Why Is SIDS More Common In Boys? Researchers Don't Have All The Answers
It's a syndrome that remains unexplained, even after an autopsy and medical investigation. The simple lack of answers when it comes to Sudden Infant Death Syndrome (SIDS) is what can make it so terrifying to think about. And it can be especially terrifying if you have a boy, as research points to SIDS being more common in boys than it is in girls. But why is SIDS more common in boys?
According to Parenting, SIDS is the leading cause of death in infants between the ages of one month and one year. And, as Kids Health noted, SIDS claims the lives of about 2,500 infants every year in the United States alone. These numbers are staggering and the explanations of the syndrome are slim, which is why researchers continue to look for answers as to why SIDS occurs, and how it can be prevented.
In an attempt to test the ability of each gender's ability to arouse from sleep, researchers studied the sleeping habits of 50 healthy term infants at two to four weeks of age, and again two to three months after birth, which happens to be the age of peak SIDS incidence, according to the study. The researches behind the study noted that they, "expected the male infants to be more difficult to arouse from sleep and to have fewer full arousals than the female infants." Instead, they found the opposite to be true noting that even though male infants were easier to arouse from sleep than their female counterparts, there were no gender differences in the ability to arouse infants during sleep that could increase the vulnerability of male infants to SIDS.
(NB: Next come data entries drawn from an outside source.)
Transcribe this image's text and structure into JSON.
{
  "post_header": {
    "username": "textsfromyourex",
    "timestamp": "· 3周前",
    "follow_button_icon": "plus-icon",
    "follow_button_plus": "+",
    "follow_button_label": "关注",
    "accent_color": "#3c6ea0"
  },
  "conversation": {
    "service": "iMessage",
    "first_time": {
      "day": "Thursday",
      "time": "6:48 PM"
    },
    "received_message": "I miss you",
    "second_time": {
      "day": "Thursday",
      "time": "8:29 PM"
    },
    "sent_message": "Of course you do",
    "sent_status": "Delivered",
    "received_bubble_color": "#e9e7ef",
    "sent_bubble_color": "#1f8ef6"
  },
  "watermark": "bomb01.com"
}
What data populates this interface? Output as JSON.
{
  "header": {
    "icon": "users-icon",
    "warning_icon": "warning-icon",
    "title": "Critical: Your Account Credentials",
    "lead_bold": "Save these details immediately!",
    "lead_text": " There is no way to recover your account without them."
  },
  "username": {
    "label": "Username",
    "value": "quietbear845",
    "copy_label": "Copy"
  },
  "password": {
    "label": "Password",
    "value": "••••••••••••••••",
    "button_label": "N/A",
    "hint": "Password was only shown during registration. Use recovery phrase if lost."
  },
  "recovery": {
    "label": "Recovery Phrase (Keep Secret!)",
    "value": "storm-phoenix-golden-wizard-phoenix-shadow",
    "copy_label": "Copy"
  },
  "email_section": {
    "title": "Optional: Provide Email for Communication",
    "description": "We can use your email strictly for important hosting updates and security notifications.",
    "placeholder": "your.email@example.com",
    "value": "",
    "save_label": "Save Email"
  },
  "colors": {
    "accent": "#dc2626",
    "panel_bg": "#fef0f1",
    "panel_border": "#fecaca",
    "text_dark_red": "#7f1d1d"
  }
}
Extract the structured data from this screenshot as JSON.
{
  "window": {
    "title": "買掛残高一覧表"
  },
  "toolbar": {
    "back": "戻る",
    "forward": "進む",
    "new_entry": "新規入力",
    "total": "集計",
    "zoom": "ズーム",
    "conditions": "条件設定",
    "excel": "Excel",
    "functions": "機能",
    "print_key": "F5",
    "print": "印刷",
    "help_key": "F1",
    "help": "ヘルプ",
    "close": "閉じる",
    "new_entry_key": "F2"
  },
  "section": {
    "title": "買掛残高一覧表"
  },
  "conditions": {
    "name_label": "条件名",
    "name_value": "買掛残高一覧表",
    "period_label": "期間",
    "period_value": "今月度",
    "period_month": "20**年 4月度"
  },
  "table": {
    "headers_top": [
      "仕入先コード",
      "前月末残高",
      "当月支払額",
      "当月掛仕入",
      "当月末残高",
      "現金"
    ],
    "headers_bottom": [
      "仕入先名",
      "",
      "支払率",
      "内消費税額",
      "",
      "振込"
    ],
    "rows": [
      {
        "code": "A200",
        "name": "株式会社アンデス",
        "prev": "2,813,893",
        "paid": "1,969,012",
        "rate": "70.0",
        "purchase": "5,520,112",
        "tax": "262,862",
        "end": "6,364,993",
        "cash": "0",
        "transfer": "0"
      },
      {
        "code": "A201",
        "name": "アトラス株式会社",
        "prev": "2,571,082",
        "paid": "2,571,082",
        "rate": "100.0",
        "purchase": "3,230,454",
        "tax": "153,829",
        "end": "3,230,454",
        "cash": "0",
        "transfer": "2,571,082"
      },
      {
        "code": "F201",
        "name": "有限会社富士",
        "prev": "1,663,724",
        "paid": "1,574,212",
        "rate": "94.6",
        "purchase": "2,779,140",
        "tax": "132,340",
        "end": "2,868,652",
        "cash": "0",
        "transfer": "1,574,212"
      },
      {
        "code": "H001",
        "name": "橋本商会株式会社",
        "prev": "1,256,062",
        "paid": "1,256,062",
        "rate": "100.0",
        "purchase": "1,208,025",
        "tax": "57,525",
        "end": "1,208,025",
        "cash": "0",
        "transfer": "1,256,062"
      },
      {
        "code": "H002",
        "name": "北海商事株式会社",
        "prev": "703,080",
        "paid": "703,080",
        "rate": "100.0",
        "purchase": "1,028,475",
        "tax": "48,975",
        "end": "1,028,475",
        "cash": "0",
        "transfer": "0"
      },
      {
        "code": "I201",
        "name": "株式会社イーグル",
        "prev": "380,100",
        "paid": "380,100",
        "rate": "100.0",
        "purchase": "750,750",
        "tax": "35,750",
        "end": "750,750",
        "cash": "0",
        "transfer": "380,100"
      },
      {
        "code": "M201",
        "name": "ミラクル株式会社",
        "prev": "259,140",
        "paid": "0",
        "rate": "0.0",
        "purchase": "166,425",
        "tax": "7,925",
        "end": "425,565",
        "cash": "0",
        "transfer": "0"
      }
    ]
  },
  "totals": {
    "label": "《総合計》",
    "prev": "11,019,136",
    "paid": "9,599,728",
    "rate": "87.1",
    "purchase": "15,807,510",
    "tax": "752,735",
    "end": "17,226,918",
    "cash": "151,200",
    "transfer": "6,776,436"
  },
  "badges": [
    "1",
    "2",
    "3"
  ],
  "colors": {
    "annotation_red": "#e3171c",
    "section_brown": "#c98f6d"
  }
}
In another study done in search of what sets male and female infants apart when it comes to health risks, researchers from University of Pennsylvania and University of Southern California found that boys are 60 percent more likely to be premature and to suffer from conditions arising from being born premature, such as respiratory distress syndrome. Though it remains unclear why the gap in gender mortality is so staggering, according to the Mayo Clinic, respiratory distress is one of the causes of SIDS, and could factor in to why boys are more susceptible to SIDS than girls.
Although the underlying cause of SIDS is unknown, according to the Mayo Clinic, there are physical factors that are often associated with SIDS. Brain abnormalities and low birth weight could both play a part in your infant's susceptibility to SIDS. The Clinic goes on to state that though there are no real answers as to why SIDS occurs, there are still things that parents can do in order to help prevent SIDS. From placing infants to sleep on their backs, to keeping their cribs clear of any excess material that could make it difficult for them to breathe (i.e. soft blankets, too many stuffed animals, etc), creating a safe environment for your baby to sleep in could help prevent SIDS. Though it's still unclear as to why boys are more susceptible to SIDS than girls, it's important to take care and prevent the possibility for SIDS in any way you can, regardless of gender.